The police here don't come to grand-theft auto (calls), so that means they won't come for the bike. Wish you all the best as I'm on the walk of shame back to Canada or hitchhiking to Mexico. Might as well stay positive as I'm not getting that puppy back. So mad, but holding composure. I'm scared to say (I’m) officially homeless.
Love you guys. The bike isn't as much as my life and what I learnt from the trip.
Yes, the man who made his way from Montreal through New York City to Philadelphia with boundless positivity despite limited funding was left mulling the prospects of homelessness in a foreign land because he didn’t know not to trust strangers.
“I think he was in on it, signaling outside to his buddies or whatever,” Hatherley said of his fellow coffee drinker. He posted a seven-minute "this frickin' sucks, guys" video detailing the theft.
"I'm not gonna give up on this. There's always a grand revenge. I've learned from this," he said.
Suffice it to say, it’s highly unlikely that he’ll see his bicycle or possessions ever again. He was resigned to that likelihood.
Still, he was confused by police failing to take a report that early morning.
“When I was talking to them, the conversation was two minutes or less,” he recalled. “I told them my bike had been stolen, that this was serious, it was all I had!”
Filing a police report was of secondary concern at that point, though. A search of police calls in that area that morning turned up no sign of a stolen-bicycle report, according to the department's public affairs office on Tuesday. Finding a way home was of the utmost importance.
As fate would have it, his cousin Hanna checked in on the plight via Facebook.
“My friend Thom Carroll lives in Philly,” she wrote of the PhillyVoice photographer who shot her wedding in Canada back on the 2015 weekend that Hatherley started his cross-Canada trek. “I will see if he is home so maybe you could go there and I can transfer money to give you.”
He set out on foot from Port Richmond back into Kensington and on to the Greyhound station since he didn’t have money for the El, but started walking in the wrong direction.

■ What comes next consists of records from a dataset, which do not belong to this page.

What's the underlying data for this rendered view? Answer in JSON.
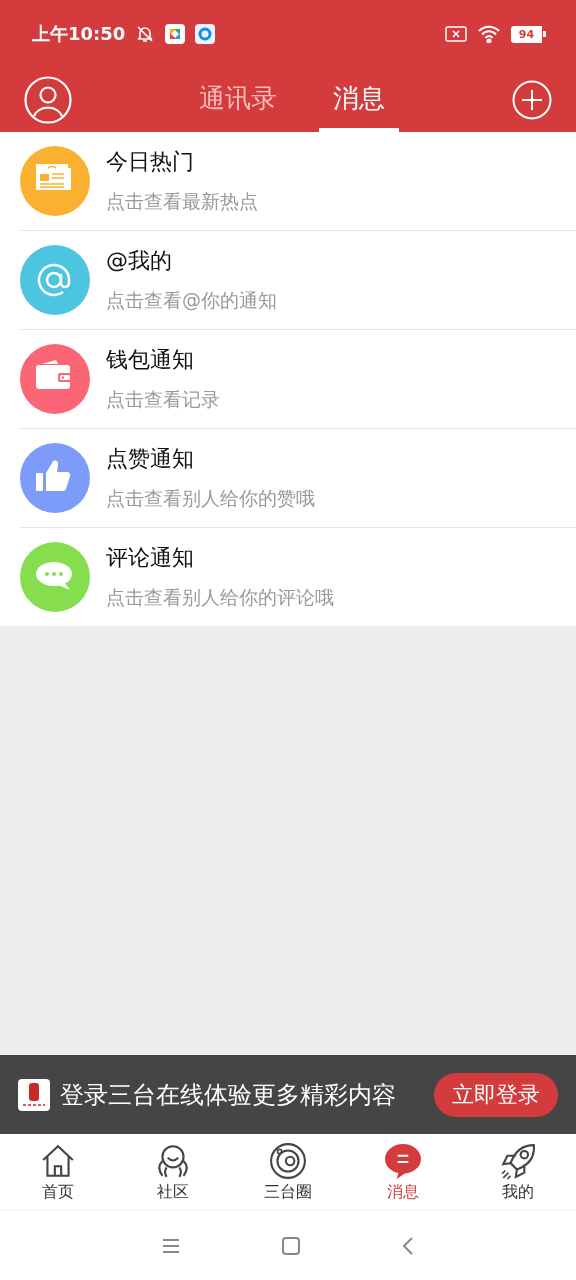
{
  "status_bar": {
    "time": "上午10:50",
    "battery": "94"
  },
  "header": {
    "tabs": [
      {
        "label": "通讯录",
        "selected": false
      },
      {
        "label": "消息",
        "selected": true
      }
    ]
  },
  "messages": [
    {
      "kind": "newspaper",
      "color": "#fbb12f",
      "title": "今日热门",
      "subtitle": "点击查看最新热点"
    },
    {
      "kind": "at",
      "color": "#4ec5e0",
      "title": "@我的",
      "subtitle": "点击查看@你的通知"
    },
    {
      "kind": "wallet",
      "color": "#fb6677",
      "title": "钱包通知",
      "subtitle": "点击查看记录"
    },
    {
      "kind": "thumb",
      "color": "#7d9cf9",
      "title": "点赞通知",
      "subtitle": "点击查看别人给你的赞哦"
    },
    {
      "kind": "chat",
      "color": "#86de4e",
      "title": "评论通知",
      "subtitle": "点击查看别人给你的评论哦"
    }
  ],
  "login_banner": {
    "text": "登录三台在线体验更多精彩内容",
    "button": "立即登录"
  },
  "bottom_nav": [
    {
      "kind": "home",
      "label": "首页",
      "selected": false
    },
    {
      "kind": "community",
      "label": "社区",
      "selected": false
    },
    {
      "kind": "planet",
      "label": "三台圈",
      "selected": false
    },
    {
      "kind": "message",
      "label": "消息",
      "selected": true
    },
    {
      "kind": "rocket",
      "label": "我的",
      "selected": false
    }
  ]
}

By the time Hanna was able to get Carroll in touch with Hatherley – it wasn’t easy with Hatherley on the move – he had reached the depot thanks to a gifted token.
He said another stranger helped him get bus fare back to Montreal, but at about 7:30 p.m. Sunday the bus wouldn’t head north until about seven hours later.
Carroll sent a Lyft to Filbert so Hatherley could head over to his Fairmount apartment for pizza, a shower and a bit of relaxation before his return trip.
“I knew I stunk since the last time I showered was in New York, but he didn’t say anything,” Hatherley joked.
“Oh, he definitely stunk,” said Carroll, who posted about the mishap on the Philadelphia Stolen Bikes Facebook page with the faint hope of helping his guest recover his property.
There, Hatherley took a long shower, washed his clothes and fell asleep on the couch – almost missing his Lyft back to the bus depot.
By Monday night, the once-Mexico-bound bicyclist was back at his friends’ place in Montreal. He celebrated everybody who helped him along the way, and rued the misfortune of encountering heartless thieves and what he considered to be dispassionate police officers.
“’Is that how stuff goes around here? It’s horrible,’” Carroll recalled of his guest’s reaction to the lack of police intervention. “It’s a shame, because now he thinks that’s how things are in Philadelphia.”
Sure, Hatherley's experience might convince others that fate didn’t want them to make that trip, but the Canadian isn’t like most others.
“My goal was Mexico, and I’m still going to do it!” he said. “I’ve gotten positive results from the GoFundMe page so I’ll be able to get the gear I need back. I’ll be back in Philly in two weeks. I’ll do this!”